The final exhibition all the way in the back of the gallery was the most fun. Recurring Dreams by Quynh Tran, featured light, fabric-y paper that covered the walls. The paper was filed with blotches of bright colors all over the place. There was a definite pattern though to the chaotic splashes of color. Long strips of the same type of paper with the patterns sprung off the walls and connected to other walls, giving the piece a sense that it was coming to life. It was a fun and pleasant way to end this gallery visit.
Phillip Zimmerman presented a lecture at the university on book art. I have rarely had the pleasure of glancing through art books in my life except for maybe pop-up books when I was child. Book art is similar though not necessarily silly or childish or too serious either, but certainly is an intrinsic art form.
Zimmerman showed many of the different printing presses he worked with in his younger days. Many of these machines looked old and outdated and I’ll bet most if any of them aren’t used today. There is a certain appeal to the older printing presses, however. They were built to be powerful machines both in their capabilities and in the strength of the words they were printing.
What I find interesting about Zimmerman and his use of printing presses to create artful books is the passion he displays for these machines and art that lead him to create it himself. He does a great job of it too. One of his art books comes with some outdated audio tape technology I’m not even familiar with. Another book called Celsius 233 comes with a video that plays along side it. His book, ‘High Tension’ Is read through flipping through two different interconnected flaps. The creativity that stems from his books made me want an art book for my own bookshelf.

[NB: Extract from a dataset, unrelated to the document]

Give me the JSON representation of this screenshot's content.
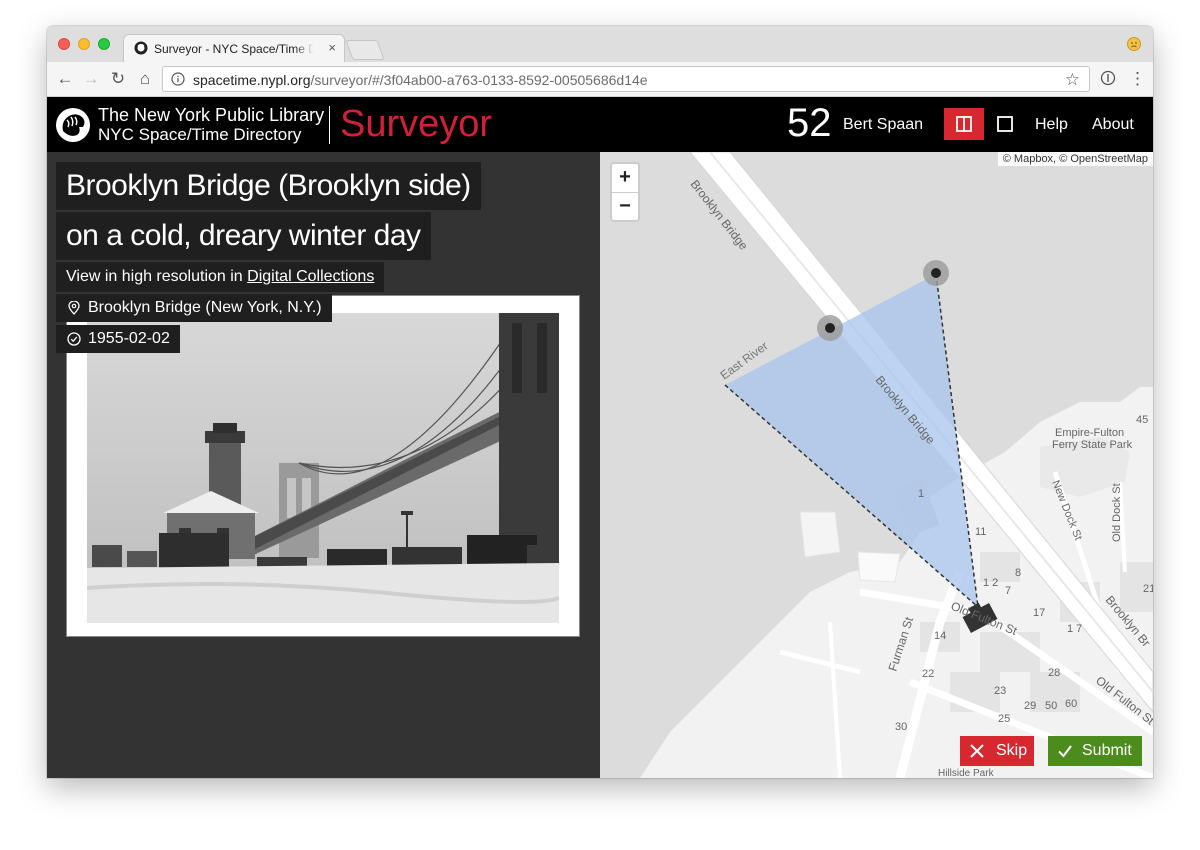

my art project wasn’t completed by December 7th unfortunately. I had done all the video editing that I had time for within the last couple weeks and the amount of footage to look through and editing that needed to occur was staggering. I was left with 109 edits of of 34 different clips and a 48 minute video. I exported the files as MP4’s and found that they do not work on the iPads Joe gave me so I used my laptop and a laptop I checked out at the Dynamic Media Lab.
I loaded my regular edit on my computer, which was a .mov file so that wouldn’t play on my computer’s built in technology or Quick Time for some reason so I resorted to playing my video on Adobe Premiere. The other laptop was playing a sped up version of my video. Below is the sped up version and my table.